@nx/linter Renamed to @nx/eslint

After running nx migrate, you may have noticed that the @nx/linter plugin was removed and replaced with @nx/eslint.

In Nx 17, we removed any remaining traces of tslint from our linter package, so this is mainly a simple rename to more accurately describe the package (and to remove any confusion that this package is intended to support linting for other languages/platforms).

New Experimental Feature: Nx Release

nx release is a new top level command on the Nx CLI which is designed to help you with versioning, changelog generation, and publishing of your projects:

  • nx release version - Determine and apply version updates to projects and their dependents
  • nx release changelog - Generate files and optional Github releases based on git commits
  • nx release publish - Take the freshly versioned projects and publish them to a remote registry

nx release is still experiment and therefore subject to change, but the Nx repo itself is now using these commands to version itself, as well as generate changelogs, Github releases, and publish our packages to npm.

As we solidify this command, we intend to bring robust support for various versioning and publishing strategies, as well as built-in support for publishing packages or modules to a variety of languages, registries, and platforms.

For more checkout our API docs, and be sure to catch James Henry’s announcement of this new command at Nx Conf:

Experimental: Nx Project Inference API v2

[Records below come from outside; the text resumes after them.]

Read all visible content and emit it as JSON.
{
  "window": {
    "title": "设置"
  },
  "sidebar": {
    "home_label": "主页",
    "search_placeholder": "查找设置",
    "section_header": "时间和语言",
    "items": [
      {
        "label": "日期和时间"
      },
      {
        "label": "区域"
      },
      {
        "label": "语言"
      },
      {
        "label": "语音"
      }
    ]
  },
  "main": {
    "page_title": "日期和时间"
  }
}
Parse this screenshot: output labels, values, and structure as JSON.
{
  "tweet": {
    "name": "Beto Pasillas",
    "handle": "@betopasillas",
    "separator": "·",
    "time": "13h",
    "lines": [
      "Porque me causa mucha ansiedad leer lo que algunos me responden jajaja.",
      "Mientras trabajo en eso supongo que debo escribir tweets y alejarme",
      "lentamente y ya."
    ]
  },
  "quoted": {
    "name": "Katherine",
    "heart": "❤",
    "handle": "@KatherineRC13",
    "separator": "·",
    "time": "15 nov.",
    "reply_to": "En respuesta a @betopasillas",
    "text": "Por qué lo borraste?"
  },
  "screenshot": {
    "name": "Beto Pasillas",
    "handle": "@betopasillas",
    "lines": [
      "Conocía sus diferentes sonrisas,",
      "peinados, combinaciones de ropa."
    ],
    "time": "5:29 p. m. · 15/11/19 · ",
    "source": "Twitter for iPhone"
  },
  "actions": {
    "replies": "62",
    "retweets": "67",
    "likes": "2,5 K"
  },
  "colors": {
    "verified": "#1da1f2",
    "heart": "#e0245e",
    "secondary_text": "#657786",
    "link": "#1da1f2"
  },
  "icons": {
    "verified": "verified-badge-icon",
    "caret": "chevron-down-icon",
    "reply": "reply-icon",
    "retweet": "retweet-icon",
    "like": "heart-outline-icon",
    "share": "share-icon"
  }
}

At Nx, we’re OBSESSED with building a better, more robust experience for our developers. Towards this end, we’re now in v2 of our Project Inference API.

This API is a way of extending the Nx project graph, which can be particularly helpful for extending Nx to support other languages, allowing Nx to determine where to find and draw boundaries around projects in your workspace. A great example is our very own Vue plugin.

Interestingly, v2 includes support for dynamic targets as well. This opens up exciting new doors to reducing configuration, and we hope to expand on this to better support our first-party plugins in the near future.

For most developers, the main thing you need to know is that plugins may now add additional targets that you won’t see in your project.json file. To see your actual project configuration, you can now use the command:

> nx show project <project_name>

For plugin authors, check out the v2 documentation to see how you can take advantage of the new API to deliver a better experience to your users.

20k Github Stars!!

Nx is SOOO CLOSE to 20,000 stars on github! If Nx has been helpful to you, please help us get there!

How to Update Nx

Nx is known to help you automatically migrate to the new version (including potentially breaking changes). To update simply run:

> npx nx migrate latest

This will update your Nx workspace dependencies, configuration and code to the latest version. After updating your dependencies, run any necessary migrations:

> npx nx migrate --run-migrations

Wrapping up

That’s all for now folks! We’re just starting up a new iteration of development on Nx, so be sure to subscribe to our YouTube channel to get updates when new features land! Until next time, KEEP WORKING HARD!

Learn more